Let's Get Bat-ty!
Myths & Truths About Bats
MYTH: Bats are blind.
TRUTH: All bats can see. In fact, some bats have eyesight that is three times better vision than humans!
MYTH: All bats have rabies.
TRUTH: Less than 1% of bats have rabies. However it is always best to avoid handling any wild animal, including bats.
MYTH: Bats are dirty.
TRUTH: Bats are extremely clean and groom themselves like cats.
MYTH: Bats are rodents or flying mice.
TRUTH: Bats are not rodents. Unlike mice, most bats have only one baby at a time and live long lives.
MYTH: Bats attack people.
TRUTH: Bats do not attack. They are afraid of humans and avoid people when they can.
MYTH: Bats suck blood.
TRUTH: Bats do not suck blood. However, Vampire bats do exist and they do drink blood from non-human animals.
How Kids Can Help Bats
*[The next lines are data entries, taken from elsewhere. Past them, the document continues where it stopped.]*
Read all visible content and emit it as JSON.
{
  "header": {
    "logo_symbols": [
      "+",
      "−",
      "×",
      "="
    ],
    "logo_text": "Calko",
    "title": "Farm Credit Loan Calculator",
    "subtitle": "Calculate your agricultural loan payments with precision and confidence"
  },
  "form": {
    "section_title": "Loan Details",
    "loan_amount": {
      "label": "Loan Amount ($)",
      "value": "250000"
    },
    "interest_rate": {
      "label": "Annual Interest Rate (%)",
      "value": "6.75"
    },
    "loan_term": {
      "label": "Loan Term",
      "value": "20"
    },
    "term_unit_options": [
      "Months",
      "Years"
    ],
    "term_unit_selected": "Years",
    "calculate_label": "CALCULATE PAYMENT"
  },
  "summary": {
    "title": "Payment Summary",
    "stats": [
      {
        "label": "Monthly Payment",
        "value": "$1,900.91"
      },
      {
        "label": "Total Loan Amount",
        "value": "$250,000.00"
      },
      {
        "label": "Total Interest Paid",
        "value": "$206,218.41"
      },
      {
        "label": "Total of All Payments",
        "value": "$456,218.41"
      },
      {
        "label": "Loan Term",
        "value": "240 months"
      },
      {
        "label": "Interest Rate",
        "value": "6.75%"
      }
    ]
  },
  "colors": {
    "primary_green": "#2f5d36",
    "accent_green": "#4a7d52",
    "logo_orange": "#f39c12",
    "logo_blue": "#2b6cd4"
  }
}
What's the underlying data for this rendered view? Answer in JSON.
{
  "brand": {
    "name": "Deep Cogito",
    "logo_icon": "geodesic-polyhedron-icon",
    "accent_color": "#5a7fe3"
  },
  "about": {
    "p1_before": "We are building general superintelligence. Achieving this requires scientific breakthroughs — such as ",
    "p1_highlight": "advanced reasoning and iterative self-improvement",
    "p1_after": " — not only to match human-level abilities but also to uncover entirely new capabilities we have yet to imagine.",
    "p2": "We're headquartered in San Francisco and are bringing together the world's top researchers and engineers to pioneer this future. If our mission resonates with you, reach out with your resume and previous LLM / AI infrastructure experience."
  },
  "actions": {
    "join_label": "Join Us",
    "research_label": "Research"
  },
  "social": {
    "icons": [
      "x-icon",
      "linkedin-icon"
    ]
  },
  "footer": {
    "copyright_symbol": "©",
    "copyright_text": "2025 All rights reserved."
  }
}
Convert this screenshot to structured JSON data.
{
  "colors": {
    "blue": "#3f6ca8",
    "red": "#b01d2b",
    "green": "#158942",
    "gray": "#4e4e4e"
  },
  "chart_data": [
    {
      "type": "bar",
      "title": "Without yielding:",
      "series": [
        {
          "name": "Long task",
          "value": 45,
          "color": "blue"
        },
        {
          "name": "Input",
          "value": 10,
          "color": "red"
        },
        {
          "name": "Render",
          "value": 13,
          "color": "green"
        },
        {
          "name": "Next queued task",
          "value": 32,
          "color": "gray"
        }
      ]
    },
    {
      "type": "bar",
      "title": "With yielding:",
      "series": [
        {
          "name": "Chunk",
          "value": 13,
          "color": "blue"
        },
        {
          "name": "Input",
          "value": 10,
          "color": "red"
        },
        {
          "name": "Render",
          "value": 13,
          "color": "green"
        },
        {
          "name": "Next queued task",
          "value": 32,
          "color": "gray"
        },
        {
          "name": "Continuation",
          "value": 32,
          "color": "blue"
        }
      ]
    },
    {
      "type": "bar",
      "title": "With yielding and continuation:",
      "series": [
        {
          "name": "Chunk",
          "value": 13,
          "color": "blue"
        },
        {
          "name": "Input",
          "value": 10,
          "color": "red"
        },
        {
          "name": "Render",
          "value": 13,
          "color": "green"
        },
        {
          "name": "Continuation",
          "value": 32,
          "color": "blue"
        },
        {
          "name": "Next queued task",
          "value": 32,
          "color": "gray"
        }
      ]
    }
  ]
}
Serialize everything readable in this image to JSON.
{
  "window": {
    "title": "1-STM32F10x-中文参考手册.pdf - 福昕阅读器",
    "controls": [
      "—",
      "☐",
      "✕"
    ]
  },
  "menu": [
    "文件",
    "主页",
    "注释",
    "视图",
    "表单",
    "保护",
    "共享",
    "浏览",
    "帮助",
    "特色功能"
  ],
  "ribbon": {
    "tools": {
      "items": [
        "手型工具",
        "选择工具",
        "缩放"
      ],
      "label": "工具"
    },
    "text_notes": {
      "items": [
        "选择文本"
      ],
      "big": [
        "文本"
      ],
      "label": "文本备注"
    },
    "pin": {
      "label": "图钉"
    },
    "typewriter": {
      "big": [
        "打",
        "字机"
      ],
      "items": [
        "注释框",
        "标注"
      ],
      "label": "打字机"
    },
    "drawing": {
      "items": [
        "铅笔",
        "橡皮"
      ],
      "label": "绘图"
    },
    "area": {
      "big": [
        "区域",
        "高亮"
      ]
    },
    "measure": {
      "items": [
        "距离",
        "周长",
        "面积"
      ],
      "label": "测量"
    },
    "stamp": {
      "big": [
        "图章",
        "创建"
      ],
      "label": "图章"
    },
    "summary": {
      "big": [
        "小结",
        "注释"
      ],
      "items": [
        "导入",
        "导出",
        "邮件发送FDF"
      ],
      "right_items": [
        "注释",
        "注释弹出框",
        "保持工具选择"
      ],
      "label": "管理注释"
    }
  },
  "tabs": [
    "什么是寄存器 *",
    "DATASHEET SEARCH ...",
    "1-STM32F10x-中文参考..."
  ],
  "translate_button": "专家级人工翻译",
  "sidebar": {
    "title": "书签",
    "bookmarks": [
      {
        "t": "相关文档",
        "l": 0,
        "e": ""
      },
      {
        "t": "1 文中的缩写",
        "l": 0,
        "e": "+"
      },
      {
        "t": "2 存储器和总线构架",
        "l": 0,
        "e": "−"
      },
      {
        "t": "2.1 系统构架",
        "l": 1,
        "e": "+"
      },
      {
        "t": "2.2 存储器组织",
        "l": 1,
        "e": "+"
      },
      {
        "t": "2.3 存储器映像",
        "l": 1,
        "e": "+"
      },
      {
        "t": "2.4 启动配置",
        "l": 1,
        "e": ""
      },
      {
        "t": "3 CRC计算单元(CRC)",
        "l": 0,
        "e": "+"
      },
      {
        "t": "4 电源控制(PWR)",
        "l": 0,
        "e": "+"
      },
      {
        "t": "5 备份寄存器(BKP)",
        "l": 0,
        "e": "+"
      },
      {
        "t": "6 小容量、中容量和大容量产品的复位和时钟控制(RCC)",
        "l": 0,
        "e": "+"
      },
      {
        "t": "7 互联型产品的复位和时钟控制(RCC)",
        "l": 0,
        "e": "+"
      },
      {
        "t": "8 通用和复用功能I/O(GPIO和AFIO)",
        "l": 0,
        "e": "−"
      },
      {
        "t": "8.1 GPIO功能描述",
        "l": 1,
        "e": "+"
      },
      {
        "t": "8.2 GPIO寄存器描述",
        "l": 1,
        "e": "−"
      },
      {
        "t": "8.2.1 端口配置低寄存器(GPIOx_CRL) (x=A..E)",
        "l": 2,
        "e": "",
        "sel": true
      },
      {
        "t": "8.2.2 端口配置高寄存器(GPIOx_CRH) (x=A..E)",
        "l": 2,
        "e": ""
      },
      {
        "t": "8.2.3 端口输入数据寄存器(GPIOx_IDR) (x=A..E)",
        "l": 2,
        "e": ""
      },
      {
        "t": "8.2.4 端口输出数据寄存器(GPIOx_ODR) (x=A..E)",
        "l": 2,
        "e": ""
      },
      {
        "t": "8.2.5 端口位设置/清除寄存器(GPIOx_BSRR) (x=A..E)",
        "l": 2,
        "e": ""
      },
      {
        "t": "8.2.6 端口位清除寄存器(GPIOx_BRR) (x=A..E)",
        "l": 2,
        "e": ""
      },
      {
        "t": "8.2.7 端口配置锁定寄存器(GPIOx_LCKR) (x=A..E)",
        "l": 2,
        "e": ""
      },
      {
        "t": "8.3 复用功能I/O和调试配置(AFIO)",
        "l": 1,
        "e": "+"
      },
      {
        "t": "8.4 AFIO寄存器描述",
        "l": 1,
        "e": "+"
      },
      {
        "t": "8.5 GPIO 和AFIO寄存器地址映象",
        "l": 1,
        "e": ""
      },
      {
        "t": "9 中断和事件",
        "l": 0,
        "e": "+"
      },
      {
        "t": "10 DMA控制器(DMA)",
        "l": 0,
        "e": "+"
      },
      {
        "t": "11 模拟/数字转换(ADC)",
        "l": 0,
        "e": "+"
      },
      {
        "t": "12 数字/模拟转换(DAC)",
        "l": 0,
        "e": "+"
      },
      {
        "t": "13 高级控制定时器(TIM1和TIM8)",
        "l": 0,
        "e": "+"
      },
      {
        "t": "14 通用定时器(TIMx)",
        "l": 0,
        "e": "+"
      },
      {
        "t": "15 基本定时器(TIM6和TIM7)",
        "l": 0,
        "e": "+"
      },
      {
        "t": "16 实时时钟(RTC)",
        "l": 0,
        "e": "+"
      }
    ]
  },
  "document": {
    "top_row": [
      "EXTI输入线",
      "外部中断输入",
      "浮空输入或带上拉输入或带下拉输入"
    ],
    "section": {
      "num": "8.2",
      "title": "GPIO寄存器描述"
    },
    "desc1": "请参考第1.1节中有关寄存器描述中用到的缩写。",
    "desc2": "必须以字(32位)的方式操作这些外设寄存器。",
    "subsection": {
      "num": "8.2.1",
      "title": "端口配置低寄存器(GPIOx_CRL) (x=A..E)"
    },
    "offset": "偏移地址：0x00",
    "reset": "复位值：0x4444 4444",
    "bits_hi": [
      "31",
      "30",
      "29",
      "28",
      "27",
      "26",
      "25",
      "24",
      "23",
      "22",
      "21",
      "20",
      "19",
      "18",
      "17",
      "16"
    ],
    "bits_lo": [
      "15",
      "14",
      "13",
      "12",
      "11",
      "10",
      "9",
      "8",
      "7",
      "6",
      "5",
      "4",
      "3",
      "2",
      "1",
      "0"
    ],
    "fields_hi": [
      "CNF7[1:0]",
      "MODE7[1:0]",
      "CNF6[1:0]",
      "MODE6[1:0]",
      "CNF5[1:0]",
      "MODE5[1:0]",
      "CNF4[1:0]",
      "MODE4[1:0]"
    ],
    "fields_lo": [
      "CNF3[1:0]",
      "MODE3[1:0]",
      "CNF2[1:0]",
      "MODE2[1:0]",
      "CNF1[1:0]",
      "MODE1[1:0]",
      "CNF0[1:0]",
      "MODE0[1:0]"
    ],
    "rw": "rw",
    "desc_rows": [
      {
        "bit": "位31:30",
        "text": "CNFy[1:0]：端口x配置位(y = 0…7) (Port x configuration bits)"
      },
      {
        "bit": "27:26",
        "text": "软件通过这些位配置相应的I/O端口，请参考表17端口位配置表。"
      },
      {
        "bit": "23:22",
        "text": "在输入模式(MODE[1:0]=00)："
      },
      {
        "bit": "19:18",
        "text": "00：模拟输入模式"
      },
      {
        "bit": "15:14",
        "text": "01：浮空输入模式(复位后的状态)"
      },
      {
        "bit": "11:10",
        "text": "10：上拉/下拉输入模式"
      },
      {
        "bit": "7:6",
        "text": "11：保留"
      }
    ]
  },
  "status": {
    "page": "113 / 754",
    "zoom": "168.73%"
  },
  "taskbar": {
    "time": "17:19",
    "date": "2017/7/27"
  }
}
- Start a bat or nature club.
- Contribute your art, poetry, and essays to conservation organizations.
- Make a video about how wonderful bats are.
- Ask your teacher to teach about bats.
- Plant a garden for bats (that attracts yummy insects).
- Ask for a bat-themed birthday party.
- Study your personal habitat and help keep it clean and green.
- Go outside. Look for bats flying in the sky at sunset. See them at work, catching insects.
- Share that you care. Just telling people that you think bats are cool is a huge help!
Support People & Organizations the Support Bats
NorCalBats is dedicated to the rescue, rehabilitation and release of bats throughout Northern California. In addition, they are committed to public education regarding the environmental benefits of bats, and dispelling fears and myths that lead to the death of roosts and colonies. Located in the Sacramento Valley, trained volunteers care for injured and orphaned bats throughout the valley and surrounding foothills.
Corky, founder of NorCalBats recently posted on Facebook: “It’s time to say good-bye to the Bat Van.”
The Bat Van worked hard for many years, going over 250,000 miles. Many of those miles were driven picking up bats in need of rescue, taking bats to vets, and going all around California teaching children and adults about bats.
Corky is an inspiration to so many of us as well as to thousands of children whom she has taught about nature and the environment.
You can help Corky help bats by making a donation here: New Bat Van for Corky Quirk Any amount helps!
More Fun Ways to Get Kids Excited About Bats!
Do a Bat Craft
- Black Construction Paper
- Googly Eyes
- Trace both hands on the black construction paper
- Cut out hands
- Glue the palm sections of the hands together, overlapping, with the thumbs up. (See picture 5)
- Glue on googly eyes
- Let Dry!
- Read these 10 Fun Facts About Bats!
10 Fun Facts About Bats
2) There are more than 1,400 species of bats in the world.
3) One insect-eating bat can consume 2,000-6,000 insects in a single night!
4) Bats are important in controlling many disease- carrying and crop-harming insects. They save US farmers over $1 billion annually!
5) Fruit-eating bats spread seeds as they fly and digest food, which reseeds deforested land.
6) The smallest bat in the world is the Kitties hog-nosed bat, also known as the Bumblebee Bat. It weighs as much as a dime and has a six-inch wingspan. Small bats are called microbats and are found all over the world. They are the only bats found in North and South America. They have large ears, small eyes, small bodies, and use echolocation to find food. They eat a wide range of food, including: insects, nectar, fish, fruit, frogs, and blood.
7) Nectar-feeding bats pollinate many valuable plants including bananas, balsa wood, agave, mangoes, and cashews.
8) In addition to sight, many species of bats have ultrasonic sonar capabilities (echolocation), which they use to navigate and catch insects in total darkness.
9) There are three species of vampire bats that drink blood from non-human animals such as cows, pigs, goats, and chickens. These small bats live in southern Mexico, Central America, and South America.
10) The largest bat in the world is the Malayan flying fox. It weighs two pounds and has a six-foot wingspan! Large bats are called megabats, or flying foxes, because their faces look like the face of the dog. All megabats live in Africa, Asia, or Australia and consume only fruit nectar.
- Racquel Nevers